Algeria qualified after beating Egypt 1-0, securing the final spot from the six Africa zone positions available.
“After a 23-year absence, we welcome Algeria back to the World Cup stage. We look forward to seeing if they can repeat the heroics of their first FIFA World Cup, where they claimed a deserved 2-1 victory over eventual finalists West Germany,” said Jordaan in a press statement.
The Desert Foxes also beat Namibia in September to qualify for the African Nations Cup, which will be held in Angola next year. They have twice played in the World Cup – in 1982 and 1986.
France qualified after a 1-1 draw with Ireland. “It is a pleasure to welcome a former World Cup champion and host to South Africa,” said Jordaan. "As one of the giants of world football, France will definitely attract the attention of the fans and I am certain their matches will be sold out."
Portugal qualified after beating Bosnia-Herzegovina 1-0. “With stars such as Cristiano Ronaldo and the like coming to South Africa, the competition is certainly heating up and it is the fans that will benefit," he continued. "It is with great pleasure that I welcome the Portuguese to South Africa in 2010 and I am sure the strong Portuguese community in this country is equally pleased. Portugal can be assured that they will be welcomed with open arms when they arrive in South Africa in just under 200 days time.”
Portugal have made four World Cup appearances in their history, with a best place of third during the 1966 tournament in England.
Slovenia qualified after beating Russia 1-0, advancing on away goals. “With one World Cup already under their belt, Slovenia have proved their worth and are a welcome addition to the 2010 FIFA World Cup in South Africa. We look forward to seeing them in action next year,” said Jordaan.
Slovenia have participated in international competition after gaining independence following the break-up of Yugoslavia in 1991. After missing out on a place at France 1998, they qualified for the World Cup finals at the second attempt, gaining entry to the 2002 edition in South Korea/Japan.
Greece qualified after beating Ukraine 1-0. “We have seen what Greece can do in major football tournaments after their win in Euro 2004, and they are a great addition to the 2010 tournament,” Jordaan continued. "South Africa has a strong Greek community that will certainly come out in support of this team during the World Cup."

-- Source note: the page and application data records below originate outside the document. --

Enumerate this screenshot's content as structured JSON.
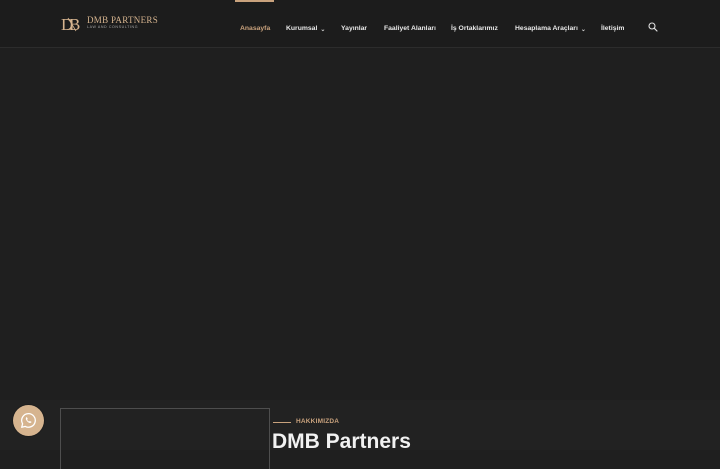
{
  "brand": {
    "monogram": "DMB",
    "name": "DMB PARTNERS",
    "tagline": "LAW AND CONSULTING"
  },
  "nav": {
    "items": [
      {
        "label": "Anasayfa",
        "active": true
      },
      {
        "label": "Kurumsal",
        "dropdown": true
      },
      {
        "label": "Yayınlar"
      },
      {
        "label": "Faaliyet Alanları"
      },
      {
        "label": "İş Ortaklarımız"
      },
      {
        "label": "Hesaplama Araçları",
        "dropdown": true
      },
      {
        "label": "İletişim"
      }
    ],
    "search_icon": "search-icon"
  },
  "about": {
    "label": "HAKKIMIZDA",
    "title": "DMB Partners"
  },
  "whatsapp": {
    "icon": "whatsapp-icon"
  },
  "colors": {
    "accent": "#c9a27d",
    "header_bg": "#1c1c1c",
    "page_bg": "#1f1f1f",
    "whatsapp_button": "#d6b48f"
  }
}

Greece rewrote the football history books in the summer of 2004 with their sensational European Championship triumph in Portugal. Dismissed as rank outsiders before the tournament, the Greek dream gathered momentum as some of the sport's big names, including dethroned champions France, Czech Republic and finally hosts Portugal, succumbed to them.

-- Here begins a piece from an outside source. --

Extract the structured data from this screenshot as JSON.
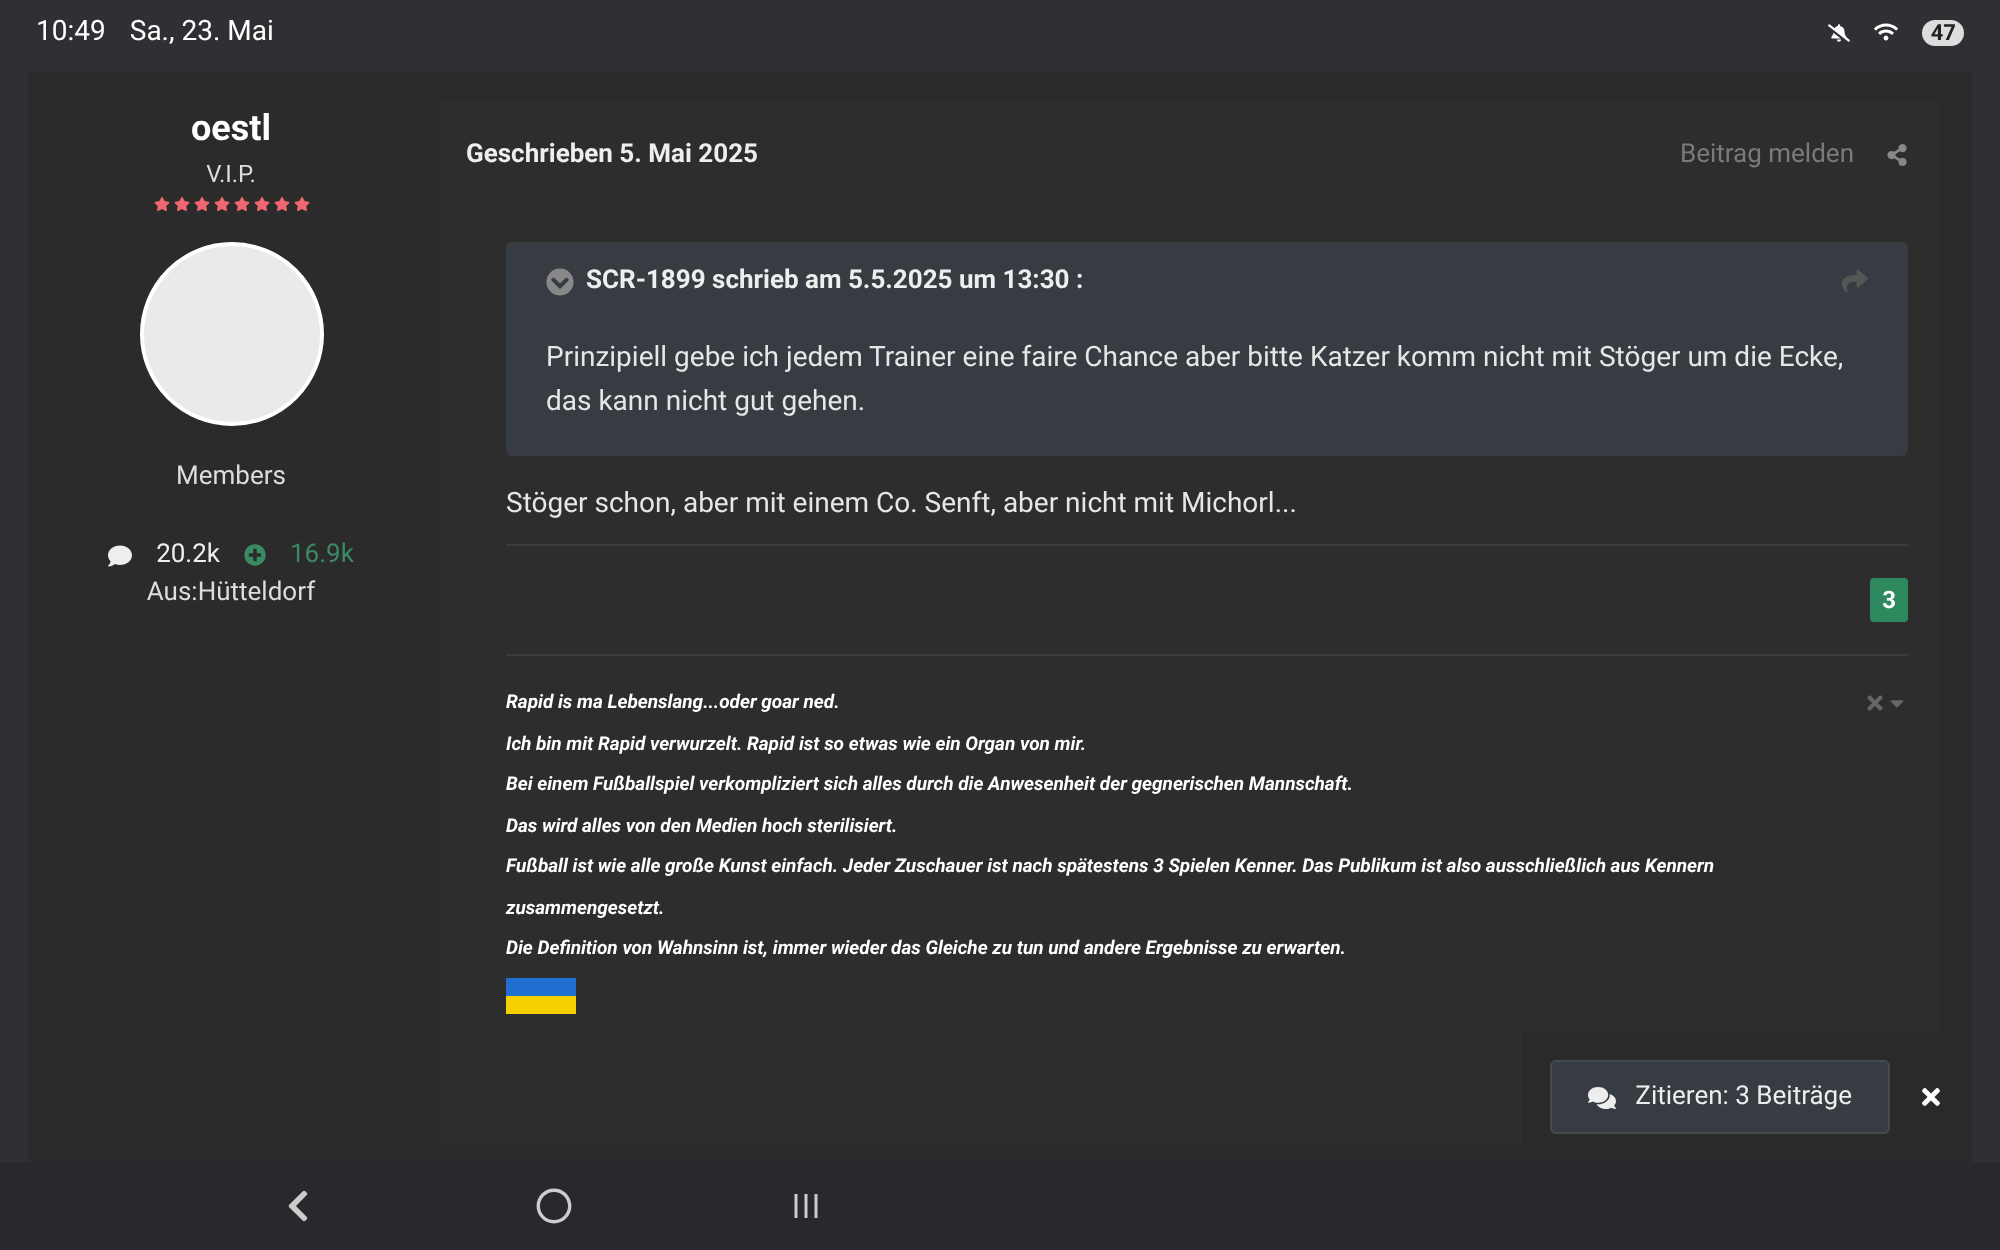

Uruguay qualified after a 1-1 draw with Costa Rica. “With such a rich World Cup history it really is an honour to have Uruguay at the 2010 FIFA World Cup. As the first host and winner of this tournament they are a World Cup institution and will be closely followed during the tournament next year,” said Jordaan.

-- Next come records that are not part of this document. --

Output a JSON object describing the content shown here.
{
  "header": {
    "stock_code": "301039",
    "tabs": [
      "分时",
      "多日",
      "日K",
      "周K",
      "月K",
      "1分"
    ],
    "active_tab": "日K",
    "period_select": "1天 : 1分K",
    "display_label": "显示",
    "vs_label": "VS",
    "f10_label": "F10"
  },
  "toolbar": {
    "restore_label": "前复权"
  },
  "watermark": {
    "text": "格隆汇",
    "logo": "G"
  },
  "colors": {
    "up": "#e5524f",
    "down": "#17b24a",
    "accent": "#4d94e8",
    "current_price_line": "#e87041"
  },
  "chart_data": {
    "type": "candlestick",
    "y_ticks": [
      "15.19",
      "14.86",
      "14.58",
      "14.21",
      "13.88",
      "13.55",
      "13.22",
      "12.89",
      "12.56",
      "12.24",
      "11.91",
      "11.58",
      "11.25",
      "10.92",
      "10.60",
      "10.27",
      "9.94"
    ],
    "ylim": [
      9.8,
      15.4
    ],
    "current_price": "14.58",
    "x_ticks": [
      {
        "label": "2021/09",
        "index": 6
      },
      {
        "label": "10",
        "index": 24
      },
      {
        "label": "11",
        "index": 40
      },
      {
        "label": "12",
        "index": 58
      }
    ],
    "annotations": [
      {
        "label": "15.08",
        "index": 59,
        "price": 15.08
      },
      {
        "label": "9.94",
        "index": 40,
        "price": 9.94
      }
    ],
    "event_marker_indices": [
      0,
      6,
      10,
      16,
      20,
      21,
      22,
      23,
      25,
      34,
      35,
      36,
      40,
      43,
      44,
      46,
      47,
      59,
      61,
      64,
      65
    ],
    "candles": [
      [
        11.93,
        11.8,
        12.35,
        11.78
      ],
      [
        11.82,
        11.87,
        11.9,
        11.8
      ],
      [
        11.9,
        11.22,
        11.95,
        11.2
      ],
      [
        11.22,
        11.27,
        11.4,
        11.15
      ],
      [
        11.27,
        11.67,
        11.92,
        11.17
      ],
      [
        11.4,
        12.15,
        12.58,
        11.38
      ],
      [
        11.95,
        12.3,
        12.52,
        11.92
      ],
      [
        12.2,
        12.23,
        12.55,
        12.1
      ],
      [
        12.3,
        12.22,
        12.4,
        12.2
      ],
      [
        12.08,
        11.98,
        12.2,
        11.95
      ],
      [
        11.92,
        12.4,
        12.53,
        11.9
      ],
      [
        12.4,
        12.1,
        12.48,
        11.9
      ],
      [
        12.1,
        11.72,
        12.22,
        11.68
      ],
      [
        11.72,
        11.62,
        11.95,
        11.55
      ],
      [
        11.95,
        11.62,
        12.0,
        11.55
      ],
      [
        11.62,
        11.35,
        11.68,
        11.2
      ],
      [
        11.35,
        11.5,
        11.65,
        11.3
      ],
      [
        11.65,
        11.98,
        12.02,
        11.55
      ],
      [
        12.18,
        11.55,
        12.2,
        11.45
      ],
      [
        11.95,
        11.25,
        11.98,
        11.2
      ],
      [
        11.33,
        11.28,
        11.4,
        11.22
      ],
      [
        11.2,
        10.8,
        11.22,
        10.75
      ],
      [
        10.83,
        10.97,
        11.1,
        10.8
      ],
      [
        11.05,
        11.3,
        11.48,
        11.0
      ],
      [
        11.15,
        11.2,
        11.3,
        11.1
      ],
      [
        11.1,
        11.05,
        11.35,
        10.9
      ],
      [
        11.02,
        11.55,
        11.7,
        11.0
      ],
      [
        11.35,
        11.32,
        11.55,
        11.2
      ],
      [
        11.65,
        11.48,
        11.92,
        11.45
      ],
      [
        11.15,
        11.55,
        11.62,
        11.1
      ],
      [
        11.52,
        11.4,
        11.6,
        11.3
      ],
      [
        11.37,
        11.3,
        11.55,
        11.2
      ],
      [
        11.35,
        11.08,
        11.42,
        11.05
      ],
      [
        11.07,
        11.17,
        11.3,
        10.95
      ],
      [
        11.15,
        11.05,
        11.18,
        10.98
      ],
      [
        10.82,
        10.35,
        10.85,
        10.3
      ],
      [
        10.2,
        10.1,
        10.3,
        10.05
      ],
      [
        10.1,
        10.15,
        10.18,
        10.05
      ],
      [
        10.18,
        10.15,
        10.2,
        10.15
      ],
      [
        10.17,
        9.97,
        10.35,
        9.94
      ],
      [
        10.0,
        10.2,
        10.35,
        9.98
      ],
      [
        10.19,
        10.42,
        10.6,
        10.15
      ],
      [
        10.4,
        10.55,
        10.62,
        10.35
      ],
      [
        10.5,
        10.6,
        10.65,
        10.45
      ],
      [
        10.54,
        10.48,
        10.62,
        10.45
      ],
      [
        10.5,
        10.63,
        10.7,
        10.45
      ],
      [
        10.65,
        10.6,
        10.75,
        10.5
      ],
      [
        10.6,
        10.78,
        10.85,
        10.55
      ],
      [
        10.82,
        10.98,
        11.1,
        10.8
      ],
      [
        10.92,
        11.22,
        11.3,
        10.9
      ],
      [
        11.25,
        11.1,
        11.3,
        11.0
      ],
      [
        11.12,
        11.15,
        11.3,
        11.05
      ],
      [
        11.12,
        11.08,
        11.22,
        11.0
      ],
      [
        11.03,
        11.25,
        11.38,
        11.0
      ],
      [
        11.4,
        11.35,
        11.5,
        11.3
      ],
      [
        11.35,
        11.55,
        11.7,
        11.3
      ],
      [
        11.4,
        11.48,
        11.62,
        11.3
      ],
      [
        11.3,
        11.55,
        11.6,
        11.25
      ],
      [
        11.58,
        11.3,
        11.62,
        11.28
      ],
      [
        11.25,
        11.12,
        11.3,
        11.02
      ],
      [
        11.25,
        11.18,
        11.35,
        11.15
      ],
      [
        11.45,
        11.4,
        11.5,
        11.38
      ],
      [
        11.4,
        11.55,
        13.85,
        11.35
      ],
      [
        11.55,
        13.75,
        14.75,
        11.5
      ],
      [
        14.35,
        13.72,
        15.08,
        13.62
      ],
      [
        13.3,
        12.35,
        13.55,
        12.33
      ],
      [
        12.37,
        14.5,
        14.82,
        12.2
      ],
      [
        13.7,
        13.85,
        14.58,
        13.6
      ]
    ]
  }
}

It has been some time since their last World Cup triumph − in Brazil in 1950 − but the Celeste have competed in eight further finals. They also reached the semi-finals in 1954 and 1970, and have qualified for the second round twice since.
The 32 qualified teams will be placed into their groups on December 4, 2009 during the Final Draw of the 2010 FIFA World Cup in Cape Town.
Peter Pedroncelli, Goal.com